FACT: “In 1975, the National Society for Autistic Children (NSAC, later the Autism Society of America,) lobbied to include autism as one of the developmental disabilities covered under the Education for All Handicapped Act. They succeeded. The bill, later revised and renamed the Individuals with Disabilities Education Act, entitled children with autism and other developmental disabilities to a ‘free, appropriate, public education.’ The NSAC also demanded autism’s inclusion in the Developmental Disabilities Act, a bill authorizing services and support. . . .”

Understanding Autism: Parents, Doctors, and the History of a Disorder
by Chloe Silverman

Autism has attracted a great deal of attention in recent years, thanks to dramatically increasing rates of diagnosis, extensive organizational mobilization, journalistic coverage, biomedical research, and clinical innovation. Understanding Autism, a social history of the expanding diagnostic category of this contested illness, takes a close look at the role of emotion—specifically, of parental love—in the intense and passionate work of biomedical communities investigating autism.

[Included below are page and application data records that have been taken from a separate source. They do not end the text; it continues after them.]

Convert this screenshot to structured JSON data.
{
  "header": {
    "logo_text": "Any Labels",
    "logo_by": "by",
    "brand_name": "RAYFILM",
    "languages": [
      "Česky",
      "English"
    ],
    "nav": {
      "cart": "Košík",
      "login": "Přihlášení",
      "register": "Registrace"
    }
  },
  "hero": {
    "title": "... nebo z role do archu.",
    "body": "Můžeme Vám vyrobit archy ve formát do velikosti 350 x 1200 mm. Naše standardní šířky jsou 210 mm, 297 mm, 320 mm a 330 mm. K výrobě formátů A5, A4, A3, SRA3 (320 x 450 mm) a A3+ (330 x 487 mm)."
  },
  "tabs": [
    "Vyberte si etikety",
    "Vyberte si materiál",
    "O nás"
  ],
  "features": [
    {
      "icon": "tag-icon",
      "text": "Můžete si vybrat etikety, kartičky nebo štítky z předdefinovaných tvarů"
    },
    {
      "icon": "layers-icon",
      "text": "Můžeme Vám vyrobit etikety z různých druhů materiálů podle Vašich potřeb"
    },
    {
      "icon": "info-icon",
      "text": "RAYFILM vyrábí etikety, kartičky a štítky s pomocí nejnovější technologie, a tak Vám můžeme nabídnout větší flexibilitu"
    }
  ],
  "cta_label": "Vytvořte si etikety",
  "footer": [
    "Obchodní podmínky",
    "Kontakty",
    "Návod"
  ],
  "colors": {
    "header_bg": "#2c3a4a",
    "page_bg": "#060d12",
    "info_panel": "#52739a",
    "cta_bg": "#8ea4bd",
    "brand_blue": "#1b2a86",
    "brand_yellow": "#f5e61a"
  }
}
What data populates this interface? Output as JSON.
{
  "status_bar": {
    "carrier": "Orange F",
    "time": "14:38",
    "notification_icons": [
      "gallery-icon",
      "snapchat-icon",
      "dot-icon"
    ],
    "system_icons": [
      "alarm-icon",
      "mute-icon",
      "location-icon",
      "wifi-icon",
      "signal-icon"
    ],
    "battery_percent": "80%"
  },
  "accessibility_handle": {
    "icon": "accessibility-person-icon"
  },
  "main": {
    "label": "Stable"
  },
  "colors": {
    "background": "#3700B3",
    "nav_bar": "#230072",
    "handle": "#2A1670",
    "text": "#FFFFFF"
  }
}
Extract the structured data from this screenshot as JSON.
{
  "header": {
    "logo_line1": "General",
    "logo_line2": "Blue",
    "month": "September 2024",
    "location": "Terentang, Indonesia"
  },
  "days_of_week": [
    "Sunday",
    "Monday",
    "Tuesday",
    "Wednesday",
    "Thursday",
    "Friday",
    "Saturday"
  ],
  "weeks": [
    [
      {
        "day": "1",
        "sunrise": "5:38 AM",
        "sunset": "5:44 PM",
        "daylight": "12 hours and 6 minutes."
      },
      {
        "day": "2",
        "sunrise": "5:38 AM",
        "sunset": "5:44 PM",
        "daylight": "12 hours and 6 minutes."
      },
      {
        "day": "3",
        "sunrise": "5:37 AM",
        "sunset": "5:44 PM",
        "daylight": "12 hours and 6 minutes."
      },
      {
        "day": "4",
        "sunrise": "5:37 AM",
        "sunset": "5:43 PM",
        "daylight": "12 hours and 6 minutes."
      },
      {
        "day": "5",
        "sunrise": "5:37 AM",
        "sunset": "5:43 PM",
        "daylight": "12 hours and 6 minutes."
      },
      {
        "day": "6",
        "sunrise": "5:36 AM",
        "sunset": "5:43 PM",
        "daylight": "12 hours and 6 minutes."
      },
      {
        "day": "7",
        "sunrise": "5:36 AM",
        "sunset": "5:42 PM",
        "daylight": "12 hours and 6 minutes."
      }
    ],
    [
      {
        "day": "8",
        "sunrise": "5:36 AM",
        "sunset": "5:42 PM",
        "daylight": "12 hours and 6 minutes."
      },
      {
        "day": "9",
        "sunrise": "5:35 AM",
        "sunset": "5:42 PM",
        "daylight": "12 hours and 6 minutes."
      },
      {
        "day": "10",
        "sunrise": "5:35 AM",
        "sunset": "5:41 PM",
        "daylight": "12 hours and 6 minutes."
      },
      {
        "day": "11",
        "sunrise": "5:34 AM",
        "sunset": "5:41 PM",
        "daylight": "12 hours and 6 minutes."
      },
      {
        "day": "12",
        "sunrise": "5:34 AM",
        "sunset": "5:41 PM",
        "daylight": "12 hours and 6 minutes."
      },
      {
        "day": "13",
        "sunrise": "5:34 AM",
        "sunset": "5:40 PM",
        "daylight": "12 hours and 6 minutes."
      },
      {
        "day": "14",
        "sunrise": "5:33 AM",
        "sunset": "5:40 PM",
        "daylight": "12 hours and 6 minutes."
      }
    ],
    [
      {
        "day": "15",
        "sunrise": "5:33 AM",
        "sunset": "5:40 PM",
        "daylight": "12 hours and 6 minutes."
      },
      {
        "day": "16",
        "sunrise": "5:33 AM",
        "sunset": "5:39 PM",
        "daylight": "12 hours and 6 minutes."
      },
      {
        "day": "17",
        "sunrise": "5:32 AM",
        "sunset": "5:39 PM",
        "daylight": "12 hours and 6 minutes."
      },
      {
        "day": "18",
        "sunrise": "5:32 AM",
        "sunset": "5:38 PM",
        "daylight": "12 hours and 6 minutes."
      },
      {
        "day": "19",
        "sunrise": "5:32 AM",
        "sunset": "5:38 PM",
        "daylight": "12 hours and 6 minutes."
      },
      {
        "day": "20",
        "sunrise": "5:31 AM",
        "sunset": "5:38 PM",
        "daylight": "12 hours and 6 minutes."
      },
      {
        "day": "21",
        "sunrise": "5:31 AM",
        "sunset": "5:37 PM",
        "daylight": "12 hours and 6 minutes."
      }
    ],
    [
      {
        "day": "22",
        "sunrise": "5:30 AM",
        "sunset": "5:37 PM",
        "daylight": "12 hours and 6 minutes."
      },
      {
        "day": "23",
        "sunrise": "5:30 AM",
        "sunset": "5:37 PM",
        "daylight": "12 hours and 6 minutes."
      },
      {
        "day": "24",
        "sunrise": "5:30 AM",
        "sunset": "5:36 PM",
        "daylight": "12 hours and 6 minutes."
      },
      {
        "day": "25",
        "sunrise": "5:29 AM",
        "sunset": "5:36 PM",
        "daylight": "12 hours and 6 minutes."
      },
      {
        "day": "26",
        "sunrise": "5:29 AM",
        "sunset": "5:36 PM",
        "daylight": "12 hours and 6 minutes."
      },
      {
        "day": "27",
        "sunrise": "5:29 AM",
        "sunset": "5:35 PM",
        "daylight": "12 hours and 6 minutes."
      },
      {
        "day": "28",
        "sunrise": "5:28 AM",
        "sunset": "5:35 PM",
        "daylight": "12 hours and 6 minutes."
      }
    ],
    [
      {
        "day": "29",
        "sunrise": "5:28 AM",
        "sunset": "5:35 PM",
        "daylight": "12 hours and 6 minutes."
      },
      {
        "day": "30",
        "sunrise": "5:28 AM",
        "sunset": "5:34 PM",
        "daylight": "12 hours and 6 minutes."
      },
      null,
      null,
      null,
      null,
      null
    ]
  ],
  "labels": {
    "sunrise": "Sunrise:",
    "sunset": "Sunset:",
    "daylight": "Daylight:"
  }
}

Chloe Silverman tracks developments in autism theory and practice over the past half-century and shows how an understanding of autism has been constituted and stabilized through vital efforts of schools, gene banks, professional associations, government committees, parent networks, and treatment conferences. She examines the love and labor of parents, who play a role in developing—in conjunction with medical experts—new forms of treatment and therapy for their children. While biomedical knowledge is dispersed through an emotionally neutral, technical language that separates experts from laypeople, parental advocacy and activism call these distinctions into question. Silverman reveals how parental care has been a constant driver in the volatile field of autism research and treatment, and has served as an inspiration for scientific change.

Recognizing the importance of parental knowledge and observations in treating autism, this book reveals that effective responses to the disorder demonstrate the mutual interdependence of love and science.

“Autism remains a contested condition, and given the steep rise in research, diagnosis rates and media coverage, the debate is set to run and run. Science historian Chloe Silverman gives a balanced, sensitive social history of autism that unflinchingly covers many controversial byways. She explores the theory and biomedical advances, and how gene banks, schools and autism organizations have enriched understanding—augmented by parents of children with autism, whose experiences have informed and inspired much research.”—Nature

We invite you to read the Introduction here: